Task details ::
Every line containing the string "right" is to be copied from the records.

[Records from a dataset]
-- -- --
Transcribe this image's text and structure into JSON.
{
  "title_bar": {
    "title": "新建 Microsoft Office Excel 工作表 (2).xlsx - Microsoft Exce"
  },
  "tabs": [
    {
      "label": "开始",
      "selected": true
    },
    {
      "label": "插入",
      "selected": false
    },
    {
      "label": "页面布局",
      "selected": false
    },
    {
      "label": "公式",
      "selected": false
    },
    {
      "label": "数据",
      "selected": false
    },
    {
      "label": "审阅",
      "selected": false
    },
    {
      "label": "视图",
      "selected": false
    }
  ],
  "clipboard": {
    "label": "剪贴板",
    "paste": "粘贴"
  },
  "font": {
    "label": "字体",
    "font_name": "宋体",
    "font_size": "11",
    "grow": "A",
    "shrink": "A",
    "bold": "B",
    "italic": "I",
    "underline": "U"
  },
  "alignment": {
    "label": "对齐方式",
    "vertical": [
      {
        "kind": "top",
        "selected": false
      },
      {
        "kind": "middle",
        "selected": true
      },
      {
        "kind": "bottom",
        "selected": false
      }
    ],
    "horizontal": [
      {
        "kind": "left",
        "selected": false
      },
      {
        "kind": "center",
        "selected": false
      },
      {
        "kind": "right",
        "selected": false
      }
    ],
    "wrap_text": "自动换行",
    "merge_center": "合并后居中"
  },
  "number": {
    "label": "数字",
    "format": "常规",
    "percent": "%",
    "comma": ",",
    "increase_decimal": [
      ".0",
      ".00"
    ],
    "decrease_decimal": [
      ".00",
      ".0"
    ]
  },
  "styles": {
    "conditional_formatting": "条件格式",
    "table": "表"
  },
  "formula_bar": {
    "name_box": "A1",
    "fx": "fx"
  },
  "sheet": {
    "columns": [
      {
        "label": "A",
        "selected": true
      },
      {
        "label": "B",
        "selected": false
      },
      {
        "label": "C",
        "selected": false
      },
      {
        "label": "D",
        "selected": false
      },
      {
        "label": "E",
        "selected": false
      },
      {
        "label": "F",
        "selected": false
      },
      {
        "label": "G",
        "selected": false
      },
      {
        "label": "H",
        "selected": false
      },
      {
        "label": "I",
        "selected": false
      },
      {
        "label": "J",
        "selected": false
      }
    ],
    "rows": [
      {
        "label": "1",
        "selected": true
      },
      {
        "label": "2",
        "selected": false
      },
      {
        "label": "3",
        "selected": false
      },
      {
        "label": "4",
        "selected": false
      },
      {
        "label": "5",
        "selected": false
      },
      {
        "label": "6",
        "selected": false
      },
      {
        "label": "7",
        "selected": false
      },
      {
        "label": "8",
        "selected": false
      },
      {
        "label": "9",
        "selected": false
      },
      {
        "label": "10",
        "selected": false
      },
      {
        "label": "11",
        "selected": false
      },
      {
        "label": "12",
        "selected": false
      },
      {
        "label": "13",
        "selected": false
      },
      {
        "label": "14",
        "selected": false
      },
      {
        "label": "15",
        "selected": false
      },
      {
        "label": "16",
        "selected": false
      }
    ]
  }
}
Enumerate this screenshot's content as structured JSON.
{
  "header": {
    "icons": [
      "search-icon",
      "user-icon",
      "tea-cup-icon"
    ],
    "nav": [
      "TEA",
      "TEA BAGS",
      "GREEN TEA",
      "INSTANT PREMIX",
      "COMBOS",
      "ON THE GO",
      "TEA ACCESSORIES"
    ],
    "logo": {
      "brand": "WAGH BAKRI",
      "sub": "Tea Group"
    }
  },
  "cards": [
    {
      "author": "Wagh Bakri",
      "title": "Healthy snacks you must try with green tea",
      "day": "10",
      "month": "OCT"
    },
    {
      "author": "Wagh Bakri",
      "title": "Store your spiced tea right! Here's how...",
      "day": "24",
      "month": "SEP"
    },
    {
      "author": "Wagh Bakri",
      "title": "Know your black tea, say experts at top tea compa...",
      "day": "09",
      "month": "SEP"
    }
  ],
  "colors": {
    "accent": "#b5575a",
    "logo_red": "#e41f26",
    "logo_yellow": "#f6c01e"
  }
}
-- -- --
Output below ::
        "kind": "right",
      "title": "Store your spiced tea right! Here's how...",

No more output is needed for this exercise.